In addition to farming sugarcane and everything else organically, they collect rainwater (about 100,000 gallons annually) to proof the rum in lieu of groundwater and produce less than half of the industry average of carbon emissions per bottle thanks to their sustainability efforts.
Copalli also refrains from burning sugarcane in the fields—a common practice in rum production that contributes to particulate pollution—and powers its refrigeration by steam, which requires less electricity and produces fewer emissions than comparable systems. Copalli uses biomass produced from the sugarcane field waste to power their boiler, creating a zero-waste production system. (Read the full sustainability report here).
Through the lodge, farm, and distillery, Copalli now employs more people in Southern Belize than any other organization, save the Belizean government. But it also gives back in other ways.
“Copalli contributes to community organizations that help keep local residents healthy, improves their future prospects, and preserves their cultural legacy,” Wil explains.
Primary beneficiaries include Claver College Extension, which provides adults with accredited high school diplomas (about 50% of adults in Southern Belize lack a high school diploma, in part because the law requires education only until age 13); Hillside Health Care International, a nonprofit that provides healthcare to about 4,500 patients per year; and Battle of the Drums, a massive annual drumming celebration and program that honors the Garifuna people, who are descendants of the Carib Indians who settled in the country in the early 1800s, and whose culture and language is threatened.

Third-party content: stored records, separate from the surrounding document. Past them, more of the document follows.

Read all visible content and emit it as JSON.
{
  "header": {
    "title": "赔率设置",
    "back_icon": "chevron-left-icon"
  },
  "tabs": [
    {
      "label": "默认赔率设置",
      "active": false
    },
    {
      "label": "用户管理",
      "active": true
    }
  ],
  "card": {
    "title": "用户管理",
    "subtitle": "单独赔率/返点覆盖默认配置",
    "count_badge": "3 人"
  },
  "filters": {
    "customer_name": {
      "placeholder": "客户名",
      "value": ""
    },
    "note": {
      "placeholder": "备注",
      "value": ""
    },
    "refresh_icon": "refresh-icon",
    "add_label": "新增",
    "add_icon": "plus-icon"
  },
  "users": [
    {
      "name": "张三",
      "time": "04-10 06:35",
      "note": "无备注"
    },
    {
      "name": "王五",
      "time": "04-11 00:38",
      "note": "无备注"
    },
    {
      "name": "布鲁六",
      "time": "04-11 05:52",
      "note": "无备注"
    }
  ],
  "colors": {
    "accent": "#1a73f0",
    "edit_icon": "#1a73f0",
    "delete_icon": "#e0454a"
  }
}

Currently, Copalli Rum donates $50,000 annually to the nonprofits it supports, who share the proceeds equally. As sales of Copalli Rum increase, that number is expected to rise, the Maheias explain.
“And remember, every bottle directly and indirectly gives back to the Belizean people, the rainforest, and the waterways,” Wil says.
The rainforest of Belize harbors 250 varieties of orchids, 500 species of birds, 700 tree species, endangered animals like the jaguar, armadillo, and tapir, and lost Maya cities. There’s so much worth preserving, it’s hard to know where to start.
So just sip the spirit of the rainforest. Right now, Copalli is available online, or at bars and stores in California, Florida, and New York, with plans to aggressively ramp up production and distribution this year. Try the White Rum, the Barrel Rested Rum, or the Cacao Rum, solo or in cocktails. My favorite is a neat Cacao Rum, made from Copalli white rum, placed in a tank to rest with farm-grown organic cacao nibs, which infuse the rum with chocolatey goodness. The rum is then redistilled to remove the color, but the aroma and flavor of the chocolate remains.
Red ripe raspberries, mocha, cinnamon, coffee, cream. Utterly distinct, lush and unexpected. Like the rainforest it’s grown inside and around.